WHAT IS REQUIRED: Find each line below that includes "input", then copy it.

DATA TO EXAMINE:
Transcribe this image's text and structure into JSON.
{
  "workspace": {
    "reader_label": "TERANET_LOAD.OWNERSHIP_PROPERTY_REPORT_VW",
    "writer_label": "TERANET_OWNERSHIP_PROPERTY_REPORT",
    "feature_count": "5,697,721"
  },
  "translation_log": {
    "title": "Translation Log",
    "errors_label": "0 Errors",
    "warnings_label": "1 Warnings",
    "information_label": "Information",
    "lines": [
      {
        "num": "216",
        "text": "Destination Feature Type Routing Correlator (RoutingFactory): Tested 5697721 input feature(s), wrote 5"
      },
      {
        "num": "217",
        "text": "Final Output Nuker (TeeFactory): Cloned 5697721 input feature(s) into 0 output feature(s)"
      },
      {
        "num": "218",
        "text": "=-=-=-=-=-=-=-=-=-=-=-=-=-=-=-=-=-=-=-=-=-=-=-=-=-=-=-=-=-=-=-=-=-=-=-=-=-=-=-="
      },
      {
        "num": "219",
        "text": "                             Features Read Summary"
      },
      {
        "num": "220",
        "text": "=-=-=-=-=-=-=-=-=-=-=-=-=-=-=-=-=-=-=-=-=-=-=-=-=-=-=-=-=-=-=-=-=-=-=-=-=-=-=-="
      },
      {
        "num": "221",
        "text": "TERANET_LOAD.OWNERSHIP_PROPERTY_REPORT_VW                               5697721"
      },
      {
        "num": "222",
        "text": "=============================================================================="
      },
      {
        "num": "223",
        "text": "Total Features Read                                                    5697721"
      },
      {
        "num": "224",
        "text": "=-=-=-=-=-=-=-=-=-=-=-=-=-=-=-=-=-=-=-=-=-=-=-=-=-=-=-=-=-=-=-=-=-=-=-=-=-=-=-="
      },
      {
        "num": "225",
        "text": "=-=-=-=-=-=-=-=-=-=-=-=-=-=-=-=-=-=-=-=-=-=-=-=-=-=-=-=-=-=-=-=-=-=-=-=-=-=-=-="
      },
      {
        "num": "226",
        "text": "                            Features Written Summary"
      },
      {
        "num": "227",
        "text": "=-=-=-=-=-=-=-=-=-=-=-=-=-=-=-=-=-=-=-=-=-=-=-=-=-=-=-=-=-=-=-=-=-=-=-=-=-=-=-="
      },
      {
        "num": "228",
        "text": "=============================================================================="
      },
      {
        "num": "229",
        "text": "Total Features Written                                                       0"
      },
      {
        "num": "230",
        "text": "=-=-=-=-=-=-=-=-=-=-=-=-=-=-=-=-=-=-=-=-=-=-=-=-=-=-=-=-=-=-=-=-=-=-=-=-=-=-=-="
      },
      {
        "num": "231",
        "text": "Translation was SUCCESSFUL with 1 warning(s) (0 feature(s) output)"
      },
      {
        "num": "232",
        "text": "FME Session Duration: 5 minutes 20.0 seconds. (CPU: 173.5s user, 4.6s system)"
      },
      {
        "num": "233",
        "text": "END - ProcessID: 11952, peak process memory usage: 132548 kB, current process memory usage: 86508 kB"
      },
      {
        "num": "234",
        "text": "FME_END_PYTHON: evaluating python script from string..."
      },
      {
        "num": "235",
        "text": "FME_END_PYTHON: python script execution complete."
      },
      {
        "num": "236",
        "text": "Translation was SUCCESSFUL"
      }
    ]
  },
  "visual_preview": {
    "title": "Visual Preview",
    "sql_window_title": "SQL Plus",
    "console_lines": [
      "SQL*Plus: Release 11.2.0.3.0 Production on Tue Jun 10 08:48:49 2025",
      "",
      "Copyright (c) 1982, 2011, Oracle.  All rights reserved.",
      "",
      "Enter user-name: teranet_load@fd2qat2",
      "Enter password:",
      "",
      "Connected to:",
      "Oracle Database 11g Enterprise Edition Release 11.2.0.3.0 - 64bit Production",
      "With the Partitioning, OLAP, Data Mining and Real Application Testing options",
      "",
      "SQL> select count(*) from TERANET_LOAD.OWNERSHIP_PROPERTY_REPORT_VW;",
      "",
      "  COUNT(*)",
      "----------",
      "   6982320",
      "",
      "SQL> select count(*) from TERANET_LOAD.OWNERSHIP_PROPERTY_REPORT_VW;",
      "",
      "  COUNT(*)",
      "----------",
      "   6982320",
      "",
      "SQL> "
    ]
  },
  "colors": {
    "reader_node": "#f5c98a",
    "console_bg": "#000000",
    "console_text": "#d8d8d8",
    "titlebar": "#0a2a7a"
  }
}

EXPECTED OUTPUT:
        "text": "Destination Feature Type Routing Correlator (RoutingFactory): Tested 5697721 input feature(s), wrote 5"
        "text": "Final Output Nuker (TeeFactory): Cloned 5697721 input feature(s) into 0 output feature(s)"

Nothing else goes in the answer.